    3. You have milions of people commuting from large offices with thousands of people and so the virus spread super rapidly. If say one office of 500 got infected and 250 (or whatever the number I'm just makking this up) peole got it and then those 250 went to the suburbs and their church or synagogue, to a restaurant, etc., etc. then that group gets it and then that group becomes another node of spread.

    In addition to that, across the country, there are enough people on the left and the right of things who for one reason or another are defying social distancing norms and so New York, like most of the US, is taking one step forward and two steps back. Until we all do it for 3 weeks, this **** social distancing will go on and on. It's like the kid who keeps misbehaving in class while the rest of the class is waiting to go to recess, but you have to wait for that last kid to behave before everyone can go out.

  • CaliforniaDawgCaliforniaDawg Posts: 674 ✭✭✭✭✭ Graduate

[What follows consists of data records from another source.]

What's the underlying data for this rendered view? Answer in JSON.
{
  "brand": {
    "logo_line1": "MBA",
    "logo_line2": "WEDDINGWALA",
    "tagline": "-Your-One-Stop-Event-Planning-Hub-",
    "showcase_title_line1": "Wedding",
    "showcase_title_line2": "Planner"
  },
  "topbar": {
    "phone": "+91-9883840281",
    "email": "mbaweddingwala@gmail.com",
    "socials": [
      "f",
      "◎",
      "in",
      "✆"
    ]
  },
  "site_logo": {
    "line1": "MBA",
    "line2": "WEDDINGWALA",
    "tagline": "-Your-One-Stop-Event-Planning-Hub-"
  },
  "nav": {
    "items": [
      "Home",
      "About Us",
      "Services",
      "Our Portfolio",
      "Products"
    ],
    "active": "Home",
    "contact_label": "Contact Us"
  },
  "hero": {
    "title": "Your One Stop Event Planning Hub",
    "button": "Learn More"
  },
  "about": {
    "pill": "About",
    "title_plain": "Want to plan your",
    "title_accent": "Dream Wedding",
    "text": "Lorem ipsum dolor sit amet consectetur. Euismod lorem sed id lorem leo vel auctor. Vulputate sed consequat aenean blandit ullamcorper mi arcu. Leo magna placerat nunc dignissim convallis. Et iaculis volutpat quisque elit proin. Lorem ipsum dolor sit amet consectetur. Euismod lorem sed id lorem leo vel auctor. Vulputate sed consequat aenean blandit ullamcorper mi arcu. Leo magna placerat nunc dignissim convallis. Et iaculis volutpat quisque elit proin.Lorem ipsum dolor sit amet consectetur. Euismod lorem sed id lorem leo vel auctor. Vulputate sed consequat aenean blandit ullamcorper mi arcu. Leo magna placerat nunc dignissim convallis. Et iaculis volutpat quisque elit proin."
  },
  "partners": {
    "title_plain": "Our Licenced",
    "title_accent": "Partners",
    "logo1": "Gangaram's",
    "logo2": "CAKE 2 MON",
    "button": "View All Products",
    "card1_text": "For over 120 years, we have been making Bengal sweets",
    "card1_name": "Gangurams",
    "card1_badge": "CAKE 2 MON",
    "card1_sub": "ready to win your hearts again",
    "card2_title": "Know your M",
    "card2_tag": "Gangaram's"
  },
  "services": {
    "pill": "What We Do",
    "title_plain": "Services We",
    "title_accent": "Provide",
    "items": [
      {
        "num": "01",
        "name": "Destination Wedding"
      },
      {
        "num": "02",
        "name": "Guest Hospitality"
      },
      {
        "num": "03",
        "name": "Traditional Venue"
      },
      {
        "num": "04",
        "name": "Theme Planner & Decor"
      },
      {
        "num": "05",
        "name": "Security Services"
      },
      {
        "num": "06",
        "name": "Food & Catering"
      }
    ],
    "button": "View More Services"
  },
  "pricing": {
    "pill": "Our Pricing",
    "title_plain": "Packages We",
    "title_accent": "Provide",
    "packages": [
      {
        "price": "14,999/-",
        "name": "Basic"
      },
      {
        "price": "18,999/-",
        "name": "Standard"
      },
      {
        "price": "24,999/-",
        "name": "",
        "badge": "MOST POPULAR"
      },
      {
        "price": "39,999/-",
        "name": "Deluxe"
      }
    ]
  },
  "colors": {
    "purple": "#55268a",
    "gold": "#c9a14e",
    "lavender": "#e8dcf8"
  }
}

    Yep, that is the strategy California has taken and why I can't get tested. I still feel like I have a small child sitting on my chest with each breath, but I will never know if it is Covid-19 unless I get bad enough that I have to go to the ER as the testing strategy has changed from containment to identifying how to treat a critical patient. In other words, testing in California is now about mitigation. More testing in New York might help people be sure that they have to self-quarantine, but widespread testing only helps with containment. Once you get beyond containment to triage, it's about mitigation.

  • YaleDawgYaleDawg Posts: 5,313 ✭✭✭✭✭ Graduate

    Yeah at this point anyone with symptoms in those population centers being hit hardest are considered positive and told to self isolate for two weeks and only come in during emergencies. Same thing happening in southwest CT at the beginning of the outbreak where a lot of people commute to NYC. CT was only doing 20 tests a day in the state lab, so they just told everyone to assume they had COVID-19 if they had a fever and cough. It was ridiculous.

  • pgjacksonpgjackson Posts: 13,289 ✭✭✭✭✭ Graduate

    Has anyone published hospitalization numbers? We know the confirmed case, and we know death. The WHO and CDC publish that daily. What we don't know is how many are currently hospitalized. Since the big concern is overwhelming hospitals I think that would be important info...moreso than just raw "positives". That 60,000 confirmed US cases includes people who were confirmed early (Jan and Feb) and probably are over it now. It's not a "current" number, it's cumulative. And of that 60,000 about 80% need no medical assistance. So, what is the actual impact on the US health care system right now today?

  • YaleDawgYaleDawg Posts: 5,313 ✭✭✭✭✭ Graduate
    edited March 2020

    So right now NYC says 12% of active cases require a hospital bed and 3% require an ICU bed. They have over 21,000 cases so I just took a few thousand off and did a little math based on the hospitalizations doubling every two days which has been the norm. With 5,000 normal beds and 3,000 ICU beds they would have run out of beds in about a week (This is back of the envelope math with what I could find so take it with a huge grain of salt). Good news is the hospitalization rate as dropped to doubling every four days instead of every two which gives them more time to prepare if it holds the next couple of weeks.

    Edit: this assumes all beds are empty and being used exclusively for COVID-19 patients.

This discussion has been closed.